|[eM] eNCHANT arM
||[Nov. 30th, 2006|11:21 am]
I finished it. Impressions?
Graphics: Gorgeous in some locations, not so attractive in others. Certain places seemed very sparse, though one could argue that was intended by what they were -- deserts, etc. Overall, one major problem was that everything was shiny. Everything. Rock walls suddenly gained specular reflection like you wouldn't believe. However, there were spots where the graphics took your breath away, like the waterfall outside of Kyoto City.

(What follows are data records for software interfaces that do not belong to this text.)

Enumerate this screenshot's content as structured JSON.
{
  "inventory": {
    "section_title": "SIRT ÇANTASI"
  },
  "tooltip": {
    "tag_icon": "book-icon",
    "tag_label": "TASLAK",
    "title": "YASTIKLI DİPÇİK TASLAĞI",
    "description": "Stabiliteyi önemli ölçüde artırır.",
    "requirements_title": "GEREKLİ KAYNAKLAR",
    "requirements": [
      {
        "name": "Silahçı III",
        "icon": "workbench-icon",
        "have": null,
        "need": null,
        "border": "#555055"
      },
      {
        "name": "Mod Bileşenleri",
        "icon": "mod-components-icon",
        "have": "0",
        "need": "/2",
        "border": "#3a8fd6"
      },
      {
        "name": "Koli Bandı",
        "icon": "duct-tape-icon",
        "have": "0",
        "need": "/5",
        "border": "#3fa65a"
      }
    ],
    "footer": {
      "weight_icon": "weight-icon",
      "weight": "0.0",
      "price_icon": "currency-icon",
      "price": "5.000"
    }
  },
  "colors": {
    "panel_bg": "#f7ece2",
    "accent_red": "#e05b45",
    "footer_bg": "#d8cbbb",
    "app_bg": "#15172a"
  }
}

Battle System: Innovative, with a surprising amount of depth to it. You start every battle with full life and EP (which are used to do any action, not just magic). The points that go down with time are your Vitality Points, the maximum value of which varies by character. Atsuma, the main character, comes in at around 100, the most I know of in the game. The Blood Fencer comes in at 35, and most of the human characters hover around 70. You can recover Vitality Points by going to recovery points. You lose them by being hit, being killed on the field, or taking a turn. The best course in a battle is to blow everything you have to try and kill the enemies before they get a chance to attack you.
However, the strategy is extreme. Everything is determined. The amount of damage you do is determined by the PP of the attack, modified by your appropriate skill. This is the amount of damage you do, period. There is no defense. You can't evade or block. This number is clearly displayed when you are perusing your attacks, so you can calculate to the inch whether you will kill the enemy or not. There are elemental affinities, which do modify the damage. If the enemy is of the same element as the attack, the damage inflicted by the attack is halved. If the enemy is of opposing element, the damage is doubled. Also, there is the 'cover', technique, which affects 'Direct' style attacks. If an enemy is behind one enemy, damage is halved. If an enemy is behind two enemies, damage is eliminated. Of course, all of this applies to your characters as well. You can view the enemies' stats, so you can tell what they can do to you, but, of course, you don't know what the computer will do when its turn comes. The positive effects of combo damage are the only things where the information on exactly how much damage you do is not put directly in front of you.
The only unfortunate thing is that, while the combat system can be fun to someone in the appropriate mood, the frequency of random encounters can be frustrating. There is an auto option, but I didn't use it much.
Story: For all the problems it had, I was satisfied with it in the end. Overall, the story moving techniques were heavy handed and somewhat repetitive. I felt that there was too much time spent getting from point A to point B, travelling over the same land. There are functionally no means of teleporting anywhere in the game. Some of the plot points felt like filler. The characters were often stereotyped.
Yet, somehow, I actually grew to like them in the end. And the story, while predictable, was frankly satisfying in a way I feel a lot of RPGs have missed in the frenzy of unrelated plot twists in the end. They were trying to tell a story with a theme. The story began with a goal, and it ended providing the answer that the goal implied. You didn't start out trying to steal something and end up saving the world.
Honestly, I wouldn't have finished this game if I weren't an obsessive completionist. But I'm very glad I did. I'm not sure I'd fully recommend the 70 hour slog to someone who has a lot of better things to do, but if you have a 360 and are feeling willing to put in the time to get to the chewy center, well, I liked it. And that's about all I can say.